Unable to serve justice
Some of Christy’s biggest disappointments on the job occurred after 2005, following his appointment to commander over the detective section in the department. During his time in that role, a couple young of children were killed within the city and the department was not able to hold the perpetrators accountable “even though we had a pretty good idea of what happened,” Christy explained.
“That’s one of those things you deal with in different manners,” he said. “There’s a frustration that’s involved and I can honestly say that officers that have been involved in these situations have worked tirelessly trying to solve them or be able to bring charges against people. I know they’ve done as much as humanly possible, we just haven’t been able to get the break needed.”
Christy also mentioned the disappointment surrounding the Nikki Forrest missing person case. Forrest was a pregnant 19-year-old woman who went missing in September 2010.
“We’ve spent countless hours traveling all over the country, bringing in outside investigators in to look over the case to help us out, and unfortunately … we’ve not been able to get a satisfactory conclusion to that case either,” Christy said.

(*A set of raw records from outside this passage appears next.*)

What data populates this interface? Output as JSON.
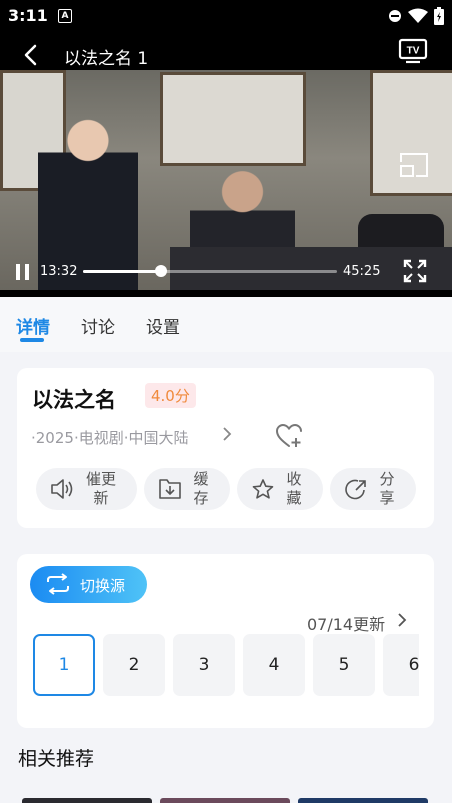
{
  "status_bar": {
    "time": "3:11",
    "app_icon_letter": "A"
  },
  "player": {
    "title": "以法之名 1",
    "current_time": "13:32",
    "total_time": "45:25",
    "progress_fraction": 0.306,
    "icons": [
      "back-icon",
      "tv-icon",
      "pip-icon",
      "pause-icon",
      "fullscreen-icon"
    ]
  },
  "tabs": [
    {
      "label": "详情",
      "active": true
    },
    {
      "label": "讨论",
      "active": false
    },
    {
      "label": "设置",
      "active": false
    }
  ],
  "info": {
    "title": "以法之名",
    "score": "4.0分",
    "meta": "·2025·电视剧·中国大陆"
  },
  "actions": [
    {
      "line1": "催更",
      "line2": "新",
      "icon": "speaker-icon"
    },
    {
      "line1": "缓",
      "line2": "存",
      "icon": "download-icon"
    },
    {
      "line1": "收",
      "line2": "藏",
      "icon": "star-icon"
    },
    {
      "line1": "分",
      "line2": "享",
      "icon": "share-icon"
    }
  ],
  "episodes": {
    "switch_source_label": "切换源",
    "update_text": "07/14更新",
    "items": [
      "1",
      "2",
      "3",
      "4",
      "5",
      "6"
    ],
    "selected": "1"
  },
  "related": {
    "title": "相关推荐"
  },
  "colors": {
    "accent": "#1e88e5",
    "score_text": "#f08a3c",
    "score_bg": "#fde8ea"
  }
}
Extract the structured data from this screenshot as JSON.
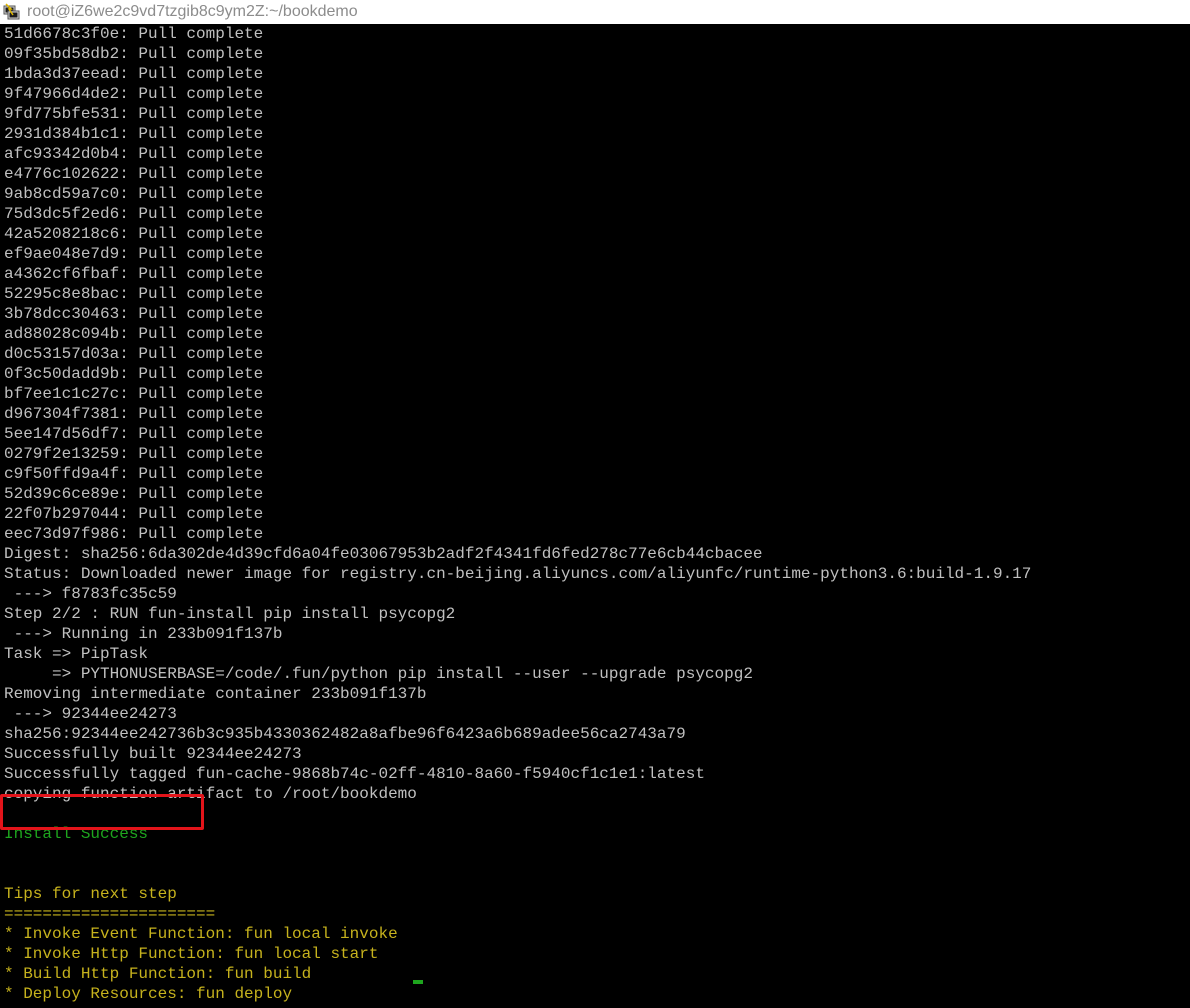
{
  "window": {
    "title": "root@iZ6we2c9vd7tzgib8c9ym2Z:~/bookdemo"
  },
  "terminal": {
    "lines": [
      {
        "text": "51d6678c3f0e: Pull complete",
        "color": "default"
      },
      {
        "text": "09f35bd58db2: Pull complete",
        "color": "default"
      },
      {
        "text": "1bda3d37eead: Pull complete",
        "color": "default"
      },
      {
        "text": "9f47966d4de2: Pull complete",
        "color": "default"
      },
      {
        "text": "9fd775bfe531: Pull complete",
        "color": "default"
      },
      {
        "text": "2931d384b1c1: Pull complete",
        "color": "default"
      },
      {
        "text": "afc93342d0b4: Pull complete",
        "color": "default"
      },
      {
        "text": "e4776c102622: Pull complete",
        "color": "default"
      },
      {
        "text": "9ab8cd59a7c0: Pull complete",
        "color": "default"
      },
      {
        "text": "75d3dc5f2ed6: Pull complete",
        "color": "default"
      },
      {
        "text": "42a5208218c6: Pull complete",
        "color": "default"
      },
      {
        "text": "ef9ae048e7d9: Pull complete",
        "color": "default"
      },
      {
        "text": "a4362cf6fbaf: Pull complete",
        "color": "default"
      },
      {
        "text": "52295c8e8bac: Pull complete",
        "color": "default"
      },
      {
        "text": "3b78dcc30463: Pull complete",
        "color": "default"
      },
      {
        "text": "ad88028c094b: Pull complete",
        "color": "default"
      },
      {
        "text": "d0c53157d03a: Pull complete",
        "color": "default"
      },
      {
        "text": "0f3c50dadd9b: Pull complete",
        "color": "default"
      },
      {
        "text": "bf7ee1c1c27c: Pull complete",
        "color": "default"
      },
      {
        "text": "d967304f7381: Pull complete",
        "color": "default"
      },
      {
        "text": "5ee147d56df7: Pull complete",
        "color": "default"
      },
      {
        "text": "0279f2e13259: Pull complete",
        "color": "default"
      },
      {
        "text": "c9f50ffd9a4f: Pull complete",
        "color": "default"
      },
      {
        "text": "52d39c6ce89e: Pull complete",
        "color": "default"
      },
      {
        "text": "22f07b297044: Pull complete",
        "color": "default"
      },
      {
        "text": "eec73d97f986: Pull complete",
        "color": "default"
      },
      {
        "text": "Digest: sha256:6da302de4d39cfd6a04fe03067953b2adf2f4341fd6fed278c77e6cb44cbacee",
        "color": "default"
      },
      {
        "text": "Status: Downloaded newer image for registry.cn-beijing.aliyuncs.com/aliyunfc/runtime-python3.6:build-1.9.17",
        "color": "default"
      },
      {
        "text": " ---> f8783fc35c59",
        "color": "default"
      },
      {
        "text": "Step 2/2 : RUN fun-install pip install psycopg2",
        "color": "default"
      },
      {
        "text": " ---> Running in 233b091f137b",
        "color": "default"
      },
      {
        "text": "Task => PipTask",
        "color": "default"
      },
      {
        "text": "     => PYTHONUSERBASE=/code/.fun/python pip install --user --upgrade psycopg2",
        "color": "default"
      },
      {
        "text": "Removing intermediate container 233b091f137b",
        "color": "default"
      },
      {
        "text": " ---> 92344ee24273",
        "color": "default"
      },
      {
        "text": "sha256:92344ee242736b3c935b4330362482a8afbe96f6423a6b689adee56ca2743a79",
        "color": "default"
      },
      {
        "text": "Successfully built 92344ee24273",
        "color": "default"
      },
      {
        "text": "Successfully tagged fun-cache-9868b74c-02ff-4810-8a60-f5940cf1c1e1:latest",
        "color": "default"
      },
      {
        "text": "copying function artifact to /root/bookdemo",
        "color": "default"
      },
      {
        "text": "",
        "color": "default"
      },
      {
        "text": "Install Success",
        "color": "green"
      },
      {
        "text": "",
        "color": "default"
      },
      {
        "text": "",
        "color": "default"
      },
      {
        "text": "Tips for next step",
        "color": "yellow"
      },
      {
        "text": "======================",
        "color": "yellow"
      },
      {
        "text": "* Invoke Event Function: fun local invoke",
        "color": "yellow"
      },
      {
        "text": "* Invoke Http Function: fun local start",
        "color": "yellow"
      },
      {
        "text": "* Build Http Function: fun build",
        "color": "yellow"
      },
      {
        "text": "* Deploy Resources: fun deploy",
        "color": "yellow"
      }
    ]
  },
  "colors": {
    "background": "#000000",
    "default_text": "#c0c0c0",
    "success_text": "#1ea51e",
    "tips_text": "#c6b21d",
    "highlight_border": "#e3141a"
  },
  "icons": {
    "app_icon": "putty-terminal-icon"
  }
}
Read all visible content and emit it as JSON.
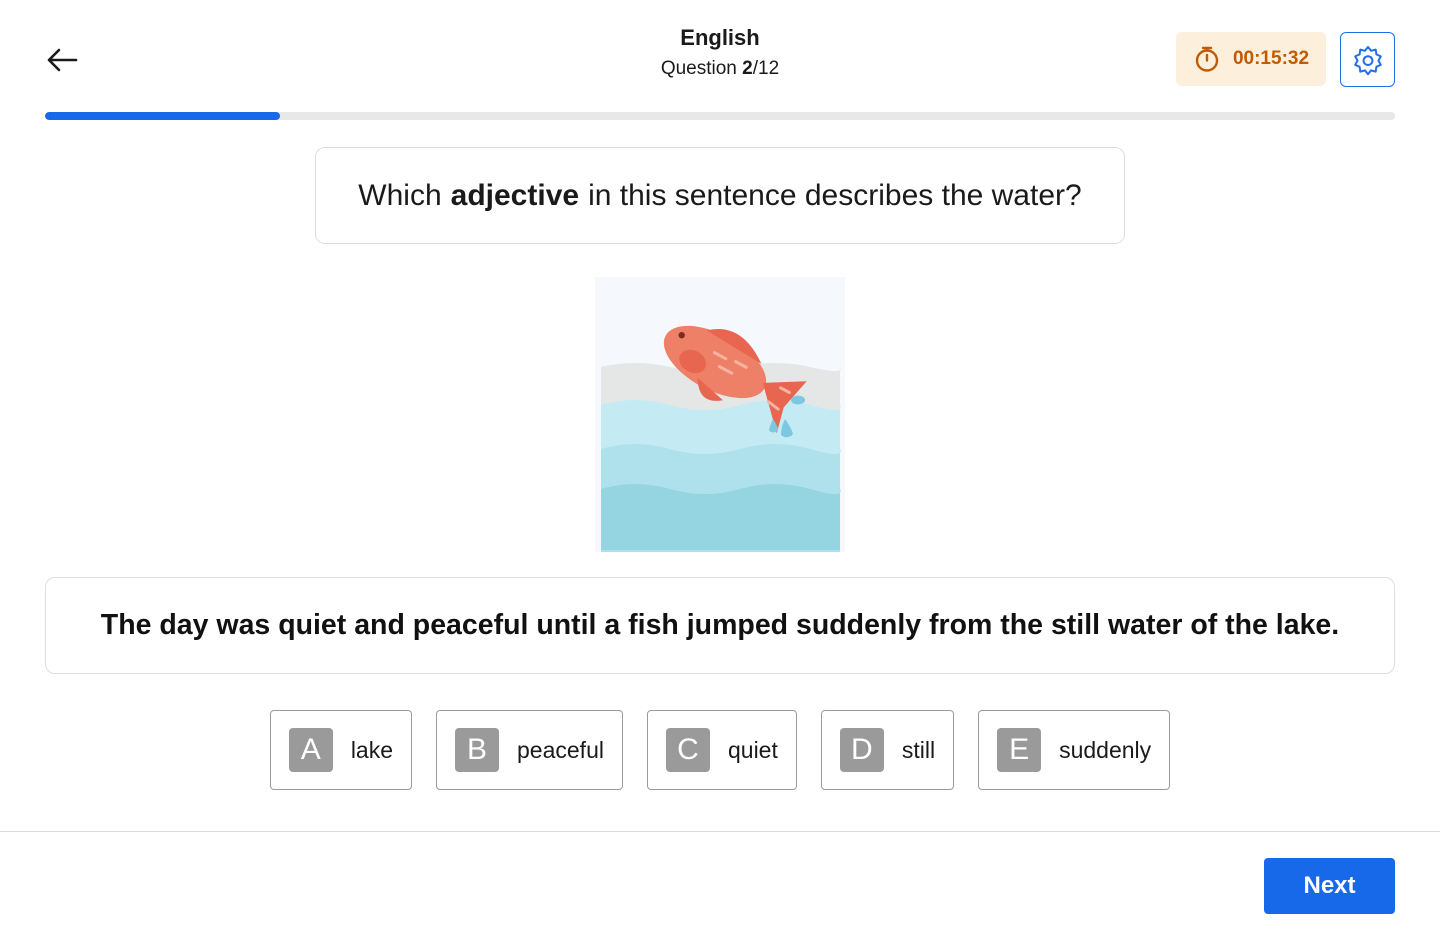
{
  "header": {
    "subject": "English",
    "question_label": "Question",
    "question_current": "2",
    "question_total": "/12"
  },
  "timer": {
    "value": "00:15:32",
    "icon": "stopwatch-icon"
  },
  "settings": {
    "icon": "gear-icon"
  },
  "progress": {
    "fraction": 0.174
  },
  "prompt": {
    "before": "Which",
    "emphasis": "adjective",
    "after": "in this sentence describes the water?"
  },
  "illustration": {
    "subject": "fish-jumping-from-water"
  },
  "sentence": "The day was quiet and peaceful until a fish jumped suddenly from the still water of the lake.",
  "options": [
    {
      "letter": "A",
      "text": "lake"
    },
    {
      "letter": "B",
      "text": "peaceful"
    },
    {
      "letter": "C",
      "text": "quiet"
    },
    {
      "letter": "D",
      "text": "still"
    },
    {
      "letter": "E",
      "text": "suddenly"
    }
  ],
  "footer": {
    "next_label": "Next"
  },
  "colors": {
    "accent": "#1769ea",
    "timer_bg": "#fcf0dd",
    "timer_text": "#c25a00",
    "option_letter_bg": "#9a9a9a"
  }
}
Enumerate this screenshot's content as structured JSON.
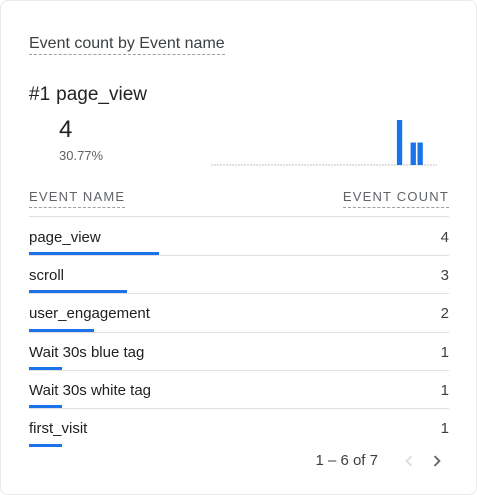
{
  "card": {
    "title": "Event count by Event name",
    "top_item": {
      "rank": "#1",
      "name": "page_view",
      "value": "4",
      "percent": "30.77%"
    },
    "sparkline_values": [
      0,
      0,
      0,
      0,
      0,
      0,
      0,
      0,
      0,
      0,
      0,
      0,
      0,
      0,
      0,
      0,
      0,
      0,
      0,
      0,
      0,
      0,
      0,
      0,
      0,
      0,
      0,
      4,
      0,
      2,
      2,
      0,
      0
    ],
    "columns": {
      "name": "EVENT NAME",
      "count": "EVENT COUNT"
    },
    "rows": [
      {
        "name": "page_view",
        "value": "4",
        "count": 4
      },
      {
        "name": "scroll",
        "value": "3",
        "count": 3
      },
      {
        "name": "user_engagement",
        "value": "2",
        "count": 2
      },
      {
        "name": "Wait 30s blue tag",
        "value": "1",
        "count": 1
      },
      {
        "name": "Wait 30s white tag",
        "value": "1",
        "count": 1
      },
      {
        "name": "first_visit",
        "value": "1",
        "count": 1
      }
    ],
    "max_count": 4,
    "pagination": {
      "range": "1 – 6 of 7"
    },
    "colors": {
      "accent": "#1a73e8",
      "disabled": "#dadce0",
      "icon": "#5f6368"
    }
  }
}
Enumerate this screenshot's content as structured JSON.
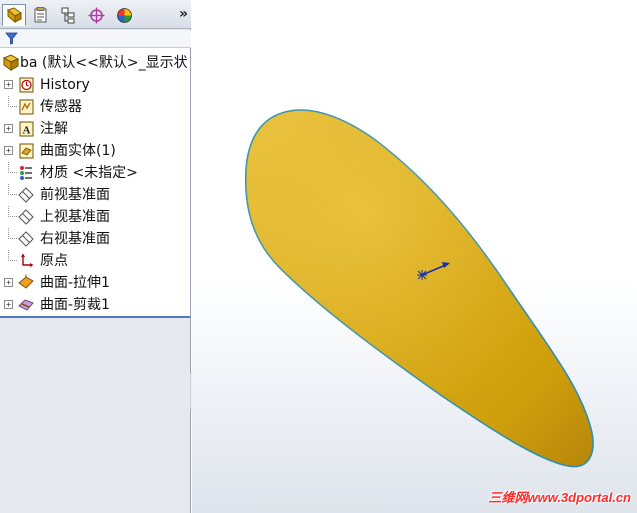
{
  "tabs": [
    {
      "name": "feature-manager-tab",
      "icon": "feature-tree-icon",
      "active": true
    },
    {
      "name": "property-manager-tab",
      "icon": "property-sheet-icon",
      "active": false
    },
    {
      "name": "configuration-manager-tab",
      "icon": "configuration-icon",
      "active": false
    },
    {
      "name": "dimxpert-manager-tab",
      "icon": "dimxpert-crosshair-icon",
      "active": false
    },
    {
      "name": "display-manager-tab",
      "icon": "appearance-sphere-icon",
      "active": false
    }
  ],
  "more_tabs_label": "»",
  "tree": {
    "root_label": "ba  (默认<<默认>_显示状",
    "items": [
      {
        "label": "History",
        "icon": "history-icon",
        "expandable": true
      },
      {
        "label": "传感器",
        "icon": "sensor-icon",
        "expandable": false
      },
      {
        "label": "注解",
        "icon": "annotation-icon",
        "expandable": true
      },
      {
        "label": "曲面实体(1)",
        "icon": "surface-bodies-icon",
        "expandable": true
      },
      {
        "label": "材质 <未指定>",
        "icon": "material-icon",
        "expandable": false
      },
      {
        "label": "前视基准面",
        "icon": "plane-icon",
        "expandable": false
      },
      {
        "label": "上视基准面",
        "icon": "plane-icon",
        "expandable": false
      },
      {
        "label": "右视基准面",
        "icon": "plane-icon",
        "expandable": false
      },
      {
        "label": "原点",
        "icon": "origin-icon",
        "expandable": false
      },
      {
        "label": "曲面-拉伸1",
        "icon": "surface-extrude-icon",
        "expandable": true
      },
      {
        "label": "曲面-剪裁1",
        "icon": "surface-trim-icon",
        "expandable": true
      }
    ]
  },
  "colors": {
    "surface_fill": "#d8aa18",
    "surface_edge": "#2f8fb0",
    "selection_bar": "#4f79c0",
    "watermark": "#ff2a2a"
  },
  "watermark": "三维网www.3dportal.cn"
}
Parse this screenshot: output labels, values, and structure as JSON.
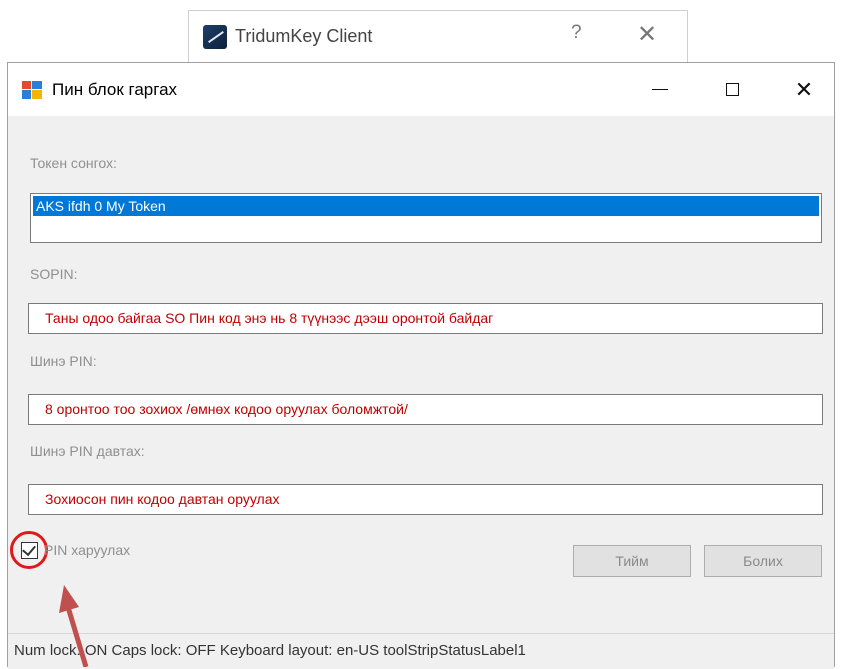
{
  "background_window": {
    "title": "TridumKey Client",
    "help_label": "?",
    "close_label": "✕"
  },
  "dialog": {
    "title": "Пин блок гаргах",
    "controls": {
      "minimize": "—",
      "maximize": "☐",
      "close": "✕"
    },
    "token": {
      "label": "Токен сонгох:",
      "items": [
        "AKS ifdh 0 My Token"
      ],
      "selected_index": 0
    },
    "sopin": {
      "label": "SOPIN:",
      "value": "Таны одоо байгаа SO Пин код энэ нь 8 түүнээс дээш оронтой байдаг"
    },
    "new_pin": {
      "label": "Шинэ PIN:",
      "value": "8 оронтоо тоо зохиох /өмнөх кодоо оруулах боломжтой/"
    },
    "repeat_pin": {
      "label": "Шинэ PIN давтах:",
      "value": "Зохиосон пин кодоо давтан оруулах"
    },
    "show_pin": {
      "label": "PIN харуулах",
      "checked": true
    },
    "buttons": {
      "ok": "Тийм",
      "cancel": "Болих"
    },
    "status": "Num lock: ON  Caps lock: OFF  Keyboard layout: en-US  toolStripStatusLabel1"
  },
  "annotation_color": "#e11818",
  "accent": "#0078d7",
  "hint_color": "#c00000",
  "icons": [
    "tridumkey-app-icon",
    "dialog-app-icon",
    "help-icon",
    "close-icon",
    "minimize-icon",
    "maximize-icon",
    "checkmark-icon",
    "annotation-arrow"
  ]
}
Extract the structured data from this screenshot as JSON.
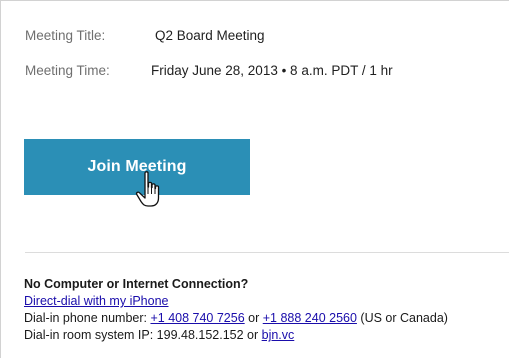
{
  "meeting": {
    "title_label": "Meeting Title:",
    "title_value": "Q2 Board Meeting",
    "time_label": "Meeting Time:",
    "time_value": "Friday June 28, 2013 • 8 a.m. PDT / 1 hr"
  },
  "join": {
    "label": "Join Meeting",
    "color": "#2b8fb6",
    "cursor_icon": "hand-pointer-icon"
  },
  "footer": {
    "heading": "No Computer or Internet Connection?",
    "iphone_link": "Direct-dial with my iPhone",
    "dialin_prefix": "Dial-in phone number: ",
    "phone1": "+1 408 740 7256",
    "or1": " or ",
    "phone2": "+1 888 240 2560",
    "dialin_suffix": " (US or Canada)",
    "room_prefix": "Dial-in room system IP: 199.48.152.152 or ",
    "room_link": "bjn.vc"
  },
  "colors": {
    "link": "#1a0dab",
    "label": "#6f6f6f"
  }
}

Overall, Christy said that any retired officer will have a case that did not quite get the justice it deserved.
“Any officer that retires will think back and have cases that … his heart felt feeling is that he knows what happened,” he said. “But proving it is something else.”
The department that carries on
The department that Christy is leaving behind is one of officers with children who are younger than some of Christy’s grandchildren.
“There’s been a tremendous change over the last five years,” Christy said. “It’s an extremely young department.”
He noted that the department’s hiring process is “very thorough.”
“We don’t hire just to fill a slot,” Christy said. “As a result of that, I think we’re positioned well for the future.”